===== The input =====

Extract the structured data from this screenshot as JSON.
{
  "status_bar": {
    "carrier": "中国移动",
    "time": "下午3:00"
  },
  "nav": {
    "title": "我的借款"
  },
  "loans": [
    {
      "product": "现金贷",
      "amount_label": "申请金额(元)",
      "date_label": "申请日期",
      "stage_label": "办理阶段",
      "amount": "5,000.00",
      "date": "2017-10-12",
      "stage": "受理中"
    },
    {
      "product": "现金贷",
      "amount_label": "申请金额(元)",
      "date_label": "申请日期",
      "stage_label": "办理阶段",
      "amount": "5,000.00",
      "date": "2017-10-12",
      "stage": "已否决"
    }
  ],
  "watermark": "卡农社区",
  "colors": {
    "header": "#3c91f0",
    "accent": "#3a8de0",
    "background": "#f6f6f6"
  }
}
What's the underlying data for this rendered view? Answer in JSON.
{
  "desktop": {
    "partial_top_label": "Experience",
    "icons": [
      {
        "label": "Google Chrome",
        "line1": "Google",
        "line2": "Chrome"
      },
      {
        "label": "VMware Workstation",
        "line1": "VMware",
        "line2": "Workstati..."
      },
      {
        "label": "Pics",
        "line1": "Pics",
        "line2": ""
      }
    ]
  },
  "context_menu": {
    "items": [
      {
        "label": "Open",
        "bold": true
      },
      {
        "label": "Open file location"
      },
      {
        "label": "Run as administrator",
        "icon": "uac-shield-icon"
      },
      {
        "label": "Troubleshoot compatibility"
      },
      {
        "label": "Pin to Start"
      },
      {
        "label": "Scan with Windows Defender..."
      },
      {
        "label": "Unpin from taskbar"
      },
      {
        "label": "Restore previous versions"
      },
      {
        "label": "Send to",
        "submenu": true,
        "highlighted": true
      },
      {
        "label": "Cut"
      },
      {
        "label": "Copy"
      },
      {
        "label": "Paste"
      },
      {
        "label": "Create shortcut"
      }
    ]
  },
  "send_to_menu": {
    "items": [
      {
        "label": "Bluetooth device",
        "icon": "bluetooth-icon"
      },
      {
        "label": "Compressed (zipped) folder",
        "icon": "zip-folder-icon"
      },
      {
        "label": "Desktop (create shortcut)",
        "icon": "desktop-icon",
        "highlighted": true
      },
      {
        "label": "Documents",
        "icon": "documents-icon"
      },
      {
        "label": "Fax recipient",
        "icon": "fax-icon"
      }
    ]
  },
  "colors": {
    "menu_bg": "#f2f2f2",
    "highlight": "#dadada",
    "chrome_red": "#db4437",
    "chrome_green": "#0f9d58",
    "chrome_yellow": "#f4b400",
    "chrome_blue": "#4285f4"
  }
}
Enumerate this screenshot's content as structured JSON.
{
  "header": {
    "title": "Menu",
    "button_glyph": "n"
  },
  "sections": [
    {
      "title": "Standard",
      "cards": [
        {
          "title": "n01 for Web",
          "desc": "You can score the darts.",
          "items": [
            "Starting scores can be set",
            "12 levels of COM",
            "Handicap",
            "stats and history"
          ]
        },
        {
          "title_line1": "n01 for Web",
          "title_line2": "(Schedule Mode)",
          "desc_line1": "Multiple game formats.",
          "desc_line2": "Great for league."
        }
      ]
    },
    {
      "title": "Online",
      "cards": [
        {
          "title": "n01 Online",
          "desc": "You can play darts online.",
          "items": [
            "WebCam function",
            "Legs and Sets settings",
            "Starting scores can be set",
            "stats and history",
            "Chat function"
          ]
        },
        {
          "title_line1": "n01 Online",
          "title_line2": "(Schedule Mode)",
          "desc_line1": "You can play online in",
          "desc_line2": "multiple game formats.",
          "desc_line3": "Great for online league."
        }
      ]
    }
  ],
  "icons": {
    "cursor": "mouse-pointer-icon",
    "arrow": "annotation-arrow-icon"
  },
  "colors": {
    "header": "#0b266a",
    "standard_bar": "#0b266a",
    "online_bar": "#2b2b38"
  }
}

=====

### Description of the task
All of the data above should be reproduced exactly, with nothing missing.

### Answer section
Extract the structured data from this screenshot as JSON.
{
  "status_bar": {
    "carrier": "中国移动",
    "time": "下午3:00"
  },
  "nav": {
    "title": "我的借款"
  },
  "loans": [
    {
      "product": "现金贷",
      "amount_label": "申请金额(元)",
      "date_label": "申请日期",
      "stage_label": "办理阶段",
      "amount": "5,000.00",
      "date": "2017-10-12",
      "stage": "受理中"
    },
    {
      "product": "现金贷",
      "amount_label": "申请金额(元)",
      "date_label": "申请日期",
      "stage_label": "办理阶段",
      "amount": "5,000.00",
      "date": "2017-10-12",
      "stage": "已否决"
    }
  ],
  "watermark": "卡农社区",
  "colors": {
    "header": "#3c91f0",
    "accent": "#3a8de0",
    "background": "#f6f6f6"
  }
}
What's the underlying data for this rendered view? Answer in JSON.
{
  "desktop": {
    "partial_top_label": "Experience",
    "icons": [
      {
        "label": "Google Chrome",
        "line1": "Google",
        "line2": "Chrome"
      },
      {
        "label": "VMware Workstation",
        "line1": "VMware",
        "line2": "Workstati..."
      },
      {
        "label": "Pics",
        "line1": "Pics",
        "line2": ""
      }
    ]
  },
  "context_menu": {
    "items": [
      {
        "label": "Open",
        "bold": true
      },
      {
        "label": "Open file location"
      },
      {
        "label": "Run as administrator",
        "icon": "uac-shield-icon"
      },
      {
        "label": "Troubleshoot compatibility"
      },
      {
        "label": "Pin to Start"
      },
      {
        "label": "Scan with Windows Defender..."
      },
      {
        "label": "Unpin from taskbar"
      },
      {
        "label": "Restore previous versions"
      },
      {
        "label": "Send to",
        "submenu": true,
        "highlighted": true
      },
      {
        "label": "Cut"
      },
      {
        "label": "Copy"
      },
      {
        "label": "Paste"
      },
      {
        "label": "Create shortcut"
      }
    ]
  },
  "send_to_menu": {
    "items": [
      {
        "label": "Bluetooth device",
        "icon": "bluetooth-icon"
      },
      {
        "label": "Compressed (zipped) folder",
        "icon": "zip-folder-icon"
      },
      {
        "label": "Desktop (create shortcut)",
        "icon": "desktop-icon",
        "highlighted": true
      },
      {
        "label": "Documents",
        "icon": "documents-icon"
      },
      {
        "label": "Fax recipient",
        "icon": "fax-icon"
      }
    ]
  },
  "colors": {
    "menu_bg": "#f2f2f2",
    "highlight": "#dadada",
    "chrome_red": "#db4437",
    "chrome_green": "#0f9d58",
    "chrome_yellow": "#f4b400",
    "chrome_blue": "#4285f4"
  }
}
Enumerate this screenshot's content as structured JSON.
{
  "header": {
    "title": "Menu",
    "button_glyph": "n"
  },
  "sections": [
    {
      "title": "Standard",
      "cards": [
        {
          "title": "n01 for Web",
          "desc": "You can score the darts.",
          "items": [
            "Starting scores can be set",
            "12 levels of COM",
            "Handicap",
            "stats and history"
          ]
        },
        {
          "title_line1": "n01 for Web",
          "title_line2": "(Schedule Mode)",
          "desc_line1": "Multiple game formats.",
          "desc_line2": "Great for league."
        }
      ]
    },
    {
      "title": "Online",
      "cards": [
        {
          "title": "n01 Online",
          "desc": "You can play darts online.",
          "items": [
            "WebCam function",
            "Legs and Sets settings",
            "Starting scores can be set",
            "stats and history",
            "Chat function"
          ]
        },
        {
          "title_line1": "n01 Online",
          "title_line2": "(Schedule Mode)",
          "desc_line1": "You can play online in",
          "desc_line2": "multiple game formats.",
          "desc_line3": "Great for online league."
        }
      ]
    }
  ],
  "icons": {
    "cursor": "mouse-pointer-icon",
    "arrow": "annotation-arrow-icon"
  },
  "colors": {
    "header": "#0b266a",
    "standard_bar": "#0b266a",
    "online_bar": "#2b2b38"
  }
}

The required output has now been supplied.